**What needs to be done:** In full and without alteration, print the entries.

**Data under study:**
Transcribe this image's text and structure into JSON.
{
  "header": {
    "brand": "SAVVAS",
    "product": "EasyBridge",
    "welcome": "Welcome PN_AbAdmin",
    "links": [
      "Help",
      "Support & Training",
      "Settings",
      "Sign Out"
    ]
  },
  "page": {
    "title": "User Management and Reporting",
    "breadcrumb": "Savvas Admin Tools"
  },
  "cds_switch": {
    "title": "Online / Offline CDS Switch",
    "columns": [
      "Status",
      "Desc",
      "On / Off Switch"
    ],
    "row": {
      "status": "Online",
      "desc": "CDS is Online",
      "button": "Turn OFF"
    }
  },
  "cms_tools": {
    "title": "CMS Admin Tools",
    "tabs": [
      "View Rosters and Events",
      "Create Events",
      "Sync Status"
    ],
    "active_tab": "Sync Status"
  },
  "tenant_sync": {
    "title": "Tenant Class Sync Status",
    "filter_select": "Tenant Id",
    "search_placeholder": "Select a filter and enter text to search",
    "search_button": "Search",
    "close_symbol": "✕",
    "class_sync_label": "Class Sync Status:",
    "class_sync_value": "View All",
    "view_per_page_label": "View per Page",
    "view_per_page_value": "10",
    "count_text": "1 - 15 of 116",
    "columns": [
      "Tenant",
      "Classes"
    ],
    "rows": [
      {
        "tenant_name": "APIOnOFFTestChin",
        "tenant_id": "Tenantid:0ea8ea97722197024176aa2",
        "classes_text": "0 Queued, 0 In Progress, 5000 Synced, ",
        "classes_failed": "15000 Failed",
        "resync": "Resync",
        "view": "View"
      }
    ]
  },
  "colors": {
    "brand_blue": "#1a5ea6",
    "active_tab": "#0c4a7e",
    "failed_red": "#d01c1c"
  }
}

**Answer for this exercise:**
Transcribe this image's text and structure into JSON.
{
  "header": {
    "brand": "SAVVAS",
    "product": "EasyBridge",
    "welcome": "Welcome PN_AbAdmin",
    "links": [
      "Help",
      "Support & Training",
      "Settings",
      "Sign Out"
    ]
  },
  "page": {
    "title": "User Management and Reporting",
    "breadcrumb": "Savvas Admin Tools"
  },
  "cds_switch": {
    "title": "Online / Offline CDS Switch",
    "columns": [
      "Status",
      "Desc",
      "On / Off Switch"
    ],
    "row": {
      "status": "Online",
      "desc": "CDS is Online",
      "button": "Turn OFF"
    }
  },
  "cms_tools": {
    "title": "CMS Admin Tools",
    "tabs": [
      "View Rosters and Events",
      "Create Events",
      "Sync Status"
    ],
    "active_tab": "Sync Status"
  },
  "tenant_sync": {
    "title": "Tenant Class Sync Status",
    "filter_select": "Tenant Id",
    "search_placeholder": "Select a filter and enter text to search",
    "search_button": "Search",
    "close_symbol": "✕",
    "class_sync_label": "Class Sync Status:",
    "class_sync_value": "View All",
    "view_per_page_label": "View per Page",
    "view_per_page_value": "10",
    "count_text": "1 - 15 of 116",
    "columns": [
      "Tenant",
      "Classes"
    ],
    "rows": [
      {
        "tenant_name": "APIOnOFFTestChin",
        "tenant_id": "Tenantid:0ea8ea97722197024176aa2",
        "classes_text": "0 Queued, 0 In Progress, 5000 Synced, ",
        "classes_failed": "15000 Failed",
        "resync": "Resync",
        "view": "View"
      }
    ]
  },
  "colors": {
    "brand_blue": "#1a5ea6",
    "active_tab": "#0c4a7e",
    "failed_red": "#d01c1c"
  }
}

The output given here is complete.